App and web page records
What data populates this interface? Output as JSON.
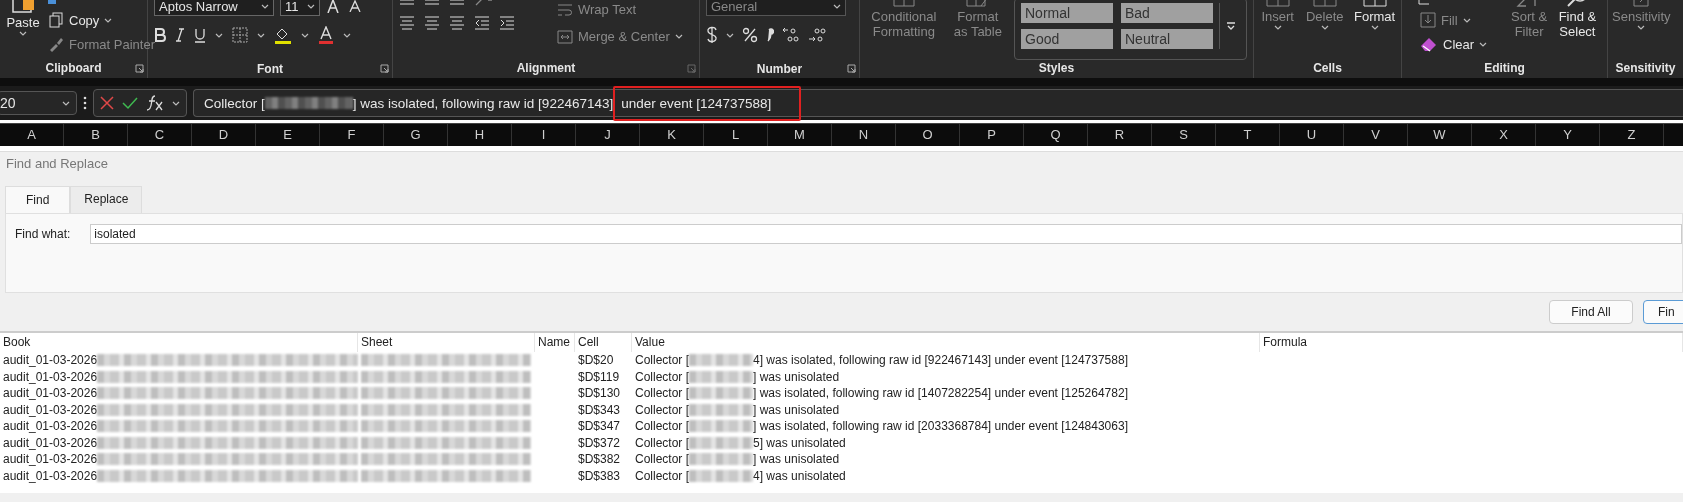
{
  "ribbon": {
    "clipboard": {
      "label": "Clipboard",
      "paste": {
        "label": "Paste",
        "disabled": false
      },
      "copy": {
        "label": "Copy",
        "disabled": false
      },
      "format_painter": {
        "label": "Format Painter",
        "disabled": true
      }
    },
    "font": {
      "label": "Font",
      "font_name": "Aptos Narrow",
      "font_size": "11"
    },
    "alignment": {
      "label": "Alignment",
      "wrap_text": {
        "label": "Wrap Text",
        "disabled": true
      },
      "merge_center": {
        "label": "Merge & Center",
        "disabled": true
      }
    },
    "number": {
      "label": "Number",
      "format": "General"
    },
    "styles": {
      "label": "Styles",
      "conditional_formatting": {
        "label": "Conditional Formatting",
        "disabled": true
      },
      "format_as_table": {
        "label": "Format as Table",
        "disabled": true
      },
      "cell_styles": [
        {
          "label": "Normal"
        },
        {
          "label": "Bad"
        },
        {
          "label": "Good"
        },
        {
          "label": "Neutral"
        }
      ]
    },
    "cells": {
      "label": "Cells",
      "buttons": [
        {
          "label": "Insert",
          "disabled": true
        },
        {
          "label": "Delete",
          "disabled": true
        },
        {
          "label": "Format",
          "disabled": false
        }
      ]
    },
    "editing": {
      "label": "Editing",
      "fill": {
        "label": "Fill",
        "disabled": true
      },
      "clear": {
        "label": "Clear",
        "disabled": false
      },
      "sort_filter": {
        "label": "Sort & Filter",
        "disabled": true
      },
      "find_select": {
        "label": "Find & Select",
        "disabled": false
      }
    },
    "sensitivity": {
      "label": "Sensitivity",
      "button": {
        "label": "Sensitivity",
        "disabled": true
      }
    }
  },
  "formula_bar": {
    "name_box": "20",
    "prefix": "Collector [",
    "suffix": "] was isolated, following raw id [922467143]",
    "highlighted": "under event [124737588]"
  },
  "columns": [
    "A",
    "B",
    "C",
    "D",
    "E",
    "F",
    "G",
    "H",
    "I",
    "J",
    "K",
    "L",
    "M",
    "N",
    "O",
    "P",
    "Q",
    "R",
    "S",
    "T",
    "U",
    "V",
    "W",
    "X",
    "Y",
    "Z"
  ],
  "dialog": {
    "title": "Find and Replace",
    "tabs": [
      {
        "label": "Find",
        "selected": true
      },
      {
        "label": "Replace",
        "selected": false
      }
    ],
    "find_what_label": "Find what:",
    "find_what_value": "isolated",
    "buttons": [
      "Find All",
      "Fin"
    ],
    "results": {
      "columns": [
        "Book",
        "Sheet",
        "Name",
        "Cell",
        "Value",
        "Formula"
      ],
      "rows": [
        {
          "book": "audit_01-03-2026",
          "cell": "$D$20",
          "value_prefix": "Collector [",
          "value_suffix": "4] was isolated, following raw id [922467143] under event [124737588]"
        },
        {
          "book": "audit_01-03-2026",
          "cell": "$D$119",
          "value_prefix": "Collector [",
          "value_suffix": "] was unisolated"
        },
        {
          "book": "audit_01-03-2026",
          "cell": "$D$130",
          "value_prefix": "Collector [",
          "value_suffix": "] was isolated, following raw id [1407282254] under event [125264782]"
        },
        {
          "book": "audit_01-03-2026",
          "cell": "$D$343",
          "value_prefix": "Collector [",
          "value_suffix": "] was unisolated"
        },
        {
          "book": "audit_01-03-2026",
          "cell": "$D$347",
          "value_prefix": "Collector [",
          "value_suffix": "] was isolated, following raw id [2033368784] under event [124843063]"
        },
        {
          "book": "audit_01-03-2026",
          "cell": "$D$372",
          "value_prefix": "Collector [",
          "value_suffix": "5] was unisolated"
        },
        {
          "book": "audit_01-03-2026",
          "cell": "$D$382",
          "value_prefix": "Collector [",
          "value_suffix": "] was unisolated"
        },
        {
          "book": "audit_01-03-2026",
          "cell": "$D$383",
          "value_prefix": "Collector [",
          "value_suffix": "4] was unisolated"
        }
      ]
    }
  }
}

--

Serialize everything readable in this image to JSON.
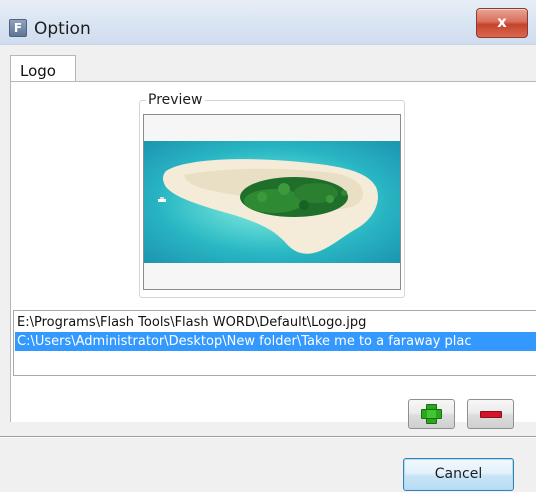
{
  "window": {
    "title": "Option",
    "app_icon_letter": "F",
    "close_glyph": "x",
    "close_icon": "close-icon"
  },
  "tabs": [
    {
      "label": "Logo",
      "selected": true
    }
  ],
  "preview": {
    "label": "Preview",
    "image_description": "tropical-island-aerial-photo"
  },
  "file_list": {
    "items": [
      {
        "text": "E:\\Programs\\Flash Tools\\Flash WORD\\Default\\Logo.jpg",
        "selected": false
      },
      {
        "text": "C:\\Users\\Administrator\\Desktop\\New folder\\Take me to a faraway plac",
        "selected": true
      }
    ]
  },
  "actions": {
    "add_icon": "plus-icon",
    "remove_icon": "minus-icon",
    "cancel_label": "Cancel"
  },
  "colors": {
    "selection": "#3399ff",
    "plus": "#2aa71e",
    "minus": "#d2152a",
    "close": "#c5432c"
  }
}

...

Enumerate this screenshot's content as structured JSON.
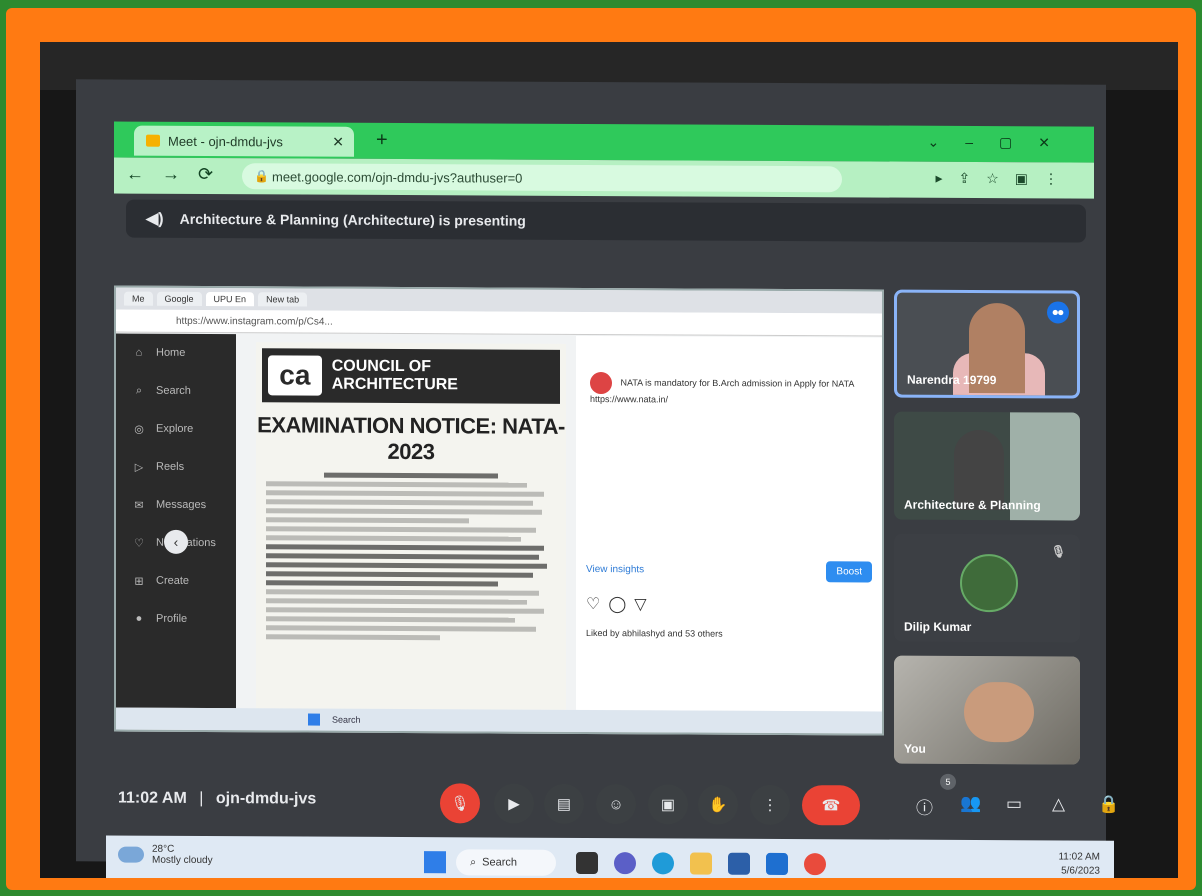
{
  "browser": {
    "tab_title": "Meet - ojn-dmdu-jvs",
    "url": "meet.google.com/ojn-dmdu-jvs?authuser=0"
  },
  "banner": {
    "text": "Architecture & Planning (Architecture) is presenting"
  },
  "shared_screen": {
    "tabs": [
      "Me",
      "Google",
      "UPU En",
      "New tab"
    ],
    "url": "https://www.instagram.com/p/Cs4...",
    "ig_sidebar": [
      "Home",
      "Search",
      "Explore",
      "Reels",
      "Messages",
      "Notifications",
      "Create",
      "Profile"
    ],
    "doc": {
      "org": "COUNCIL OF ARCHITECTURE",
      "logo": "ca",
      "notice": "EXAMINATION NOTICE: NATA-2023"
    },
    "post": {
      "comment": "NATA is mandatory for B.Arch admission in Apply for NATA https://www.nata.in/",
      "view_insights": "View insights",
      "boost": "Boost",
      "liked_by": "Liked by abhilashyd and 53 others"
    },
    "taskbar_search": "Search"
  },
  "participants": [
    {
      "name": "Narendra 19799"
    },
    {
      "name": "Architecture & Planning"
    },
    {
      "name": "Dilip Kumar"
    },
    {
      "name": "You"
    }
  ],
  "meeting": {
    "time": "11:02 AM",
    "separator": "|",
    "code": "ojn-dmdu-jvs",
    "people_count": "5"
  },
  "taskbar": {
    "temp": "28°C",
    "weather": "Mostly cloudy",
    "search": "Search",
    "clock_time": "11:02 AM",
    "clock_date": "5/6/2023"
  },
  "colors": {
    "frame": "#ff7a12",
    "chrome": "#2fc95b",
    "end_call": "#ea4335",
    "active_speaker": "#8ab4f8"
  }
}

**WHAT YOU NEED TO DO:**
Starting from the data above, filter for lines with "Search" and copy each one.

**OUTPUT BELOW:**
      "Search",
    "taskbar_search": "Search"
    "search": "Search",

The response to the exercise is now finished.